Given that their election was fully democratic, it is impertinent to criticise the Greeks' choice - and pointless, too: a country in nationalist mood is not interested in outsiders' views. They may, none the less, note that their decision has been greeted with a kind of collective groan from around the European Community, which Greece joined in 1981. Within the EC it is feared, rightly or wrongly, that Mr Papandreou's economic policies will aggravate the problems of a deficit- and inflation-laden economy; and that his obduracy over the naming of the former Yugoslav republic of Macedonia could add to tensions in the Balkans.
If Greece were floating free, its government's policies would matter much less.
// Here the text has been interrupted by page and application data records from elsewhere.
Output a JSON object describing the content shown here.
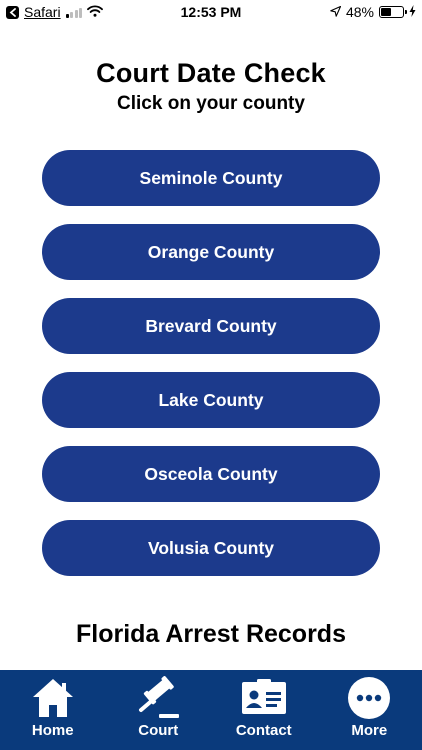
{
  "status_bar": {
    "back_app": "Safari",
    "time": "12:53 PM",
    "battery": "48%",
    "battery_level": 0.48
  },
  "header": {
    "title": "Court Date Check",
    "subtitle": "Click on your county"
  },
  "counties": [
    {
      "label": "Seminole County"
    },
    {
      "label": "Orange County"
    },
    {
      "label": "Brevard County"
    },
    {
      "label": "Lake County"
    },
    {
      "label": "Osceola County"
    },
    {
      "label": "Volusia County"
    }
  ],
  "section": {
    "title": "Florida Arrest Records"
  },
  "tab_bar": {
    "active_tab": "Court",
    "items": [
      {
        "label": "Home",
        "icon": "home-icon"
      },
      {
        "label": "Court",
        "icon": "gavel-icon"
      },
      {
        "label": "Contact",
        "icon": "contact-card-icon"
      },
      {
        "label": "More",
        "icon": "more-icon"
      }
    ]
  },
  "colors": {
    "button": "#1c3a8c",
    "tab_bar": "#0a3a7c"
  }
}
But EC members have a vested interest in the Greek economy, not least because they have pledged pounds 13bn of 'cohesion funds' for infrastructure funding over the next six years. And Greece's refusal - confirmed and sharpened by Mr Papandreou - to tolerate the use by its northern neighbour of the name of its own province of Macedonia has angered Greece's EC partners and held up recognition of the former Yugoslav republic.
Given the historical background of a Macedonia that once embraced its own province, part of Bulgaria and the Yugoslav republic of the same name, and the tactlessness with which the latter has proceeded, the Greeks deserve a modicum of sympathy. Yet Mr Papandreou should not push his EC partners' patience too far, especially when Greece assumes the EC presidency next January. In economic terms, Greece is heavily dependent on EC largesse. That dependence is not mutual.Reuse content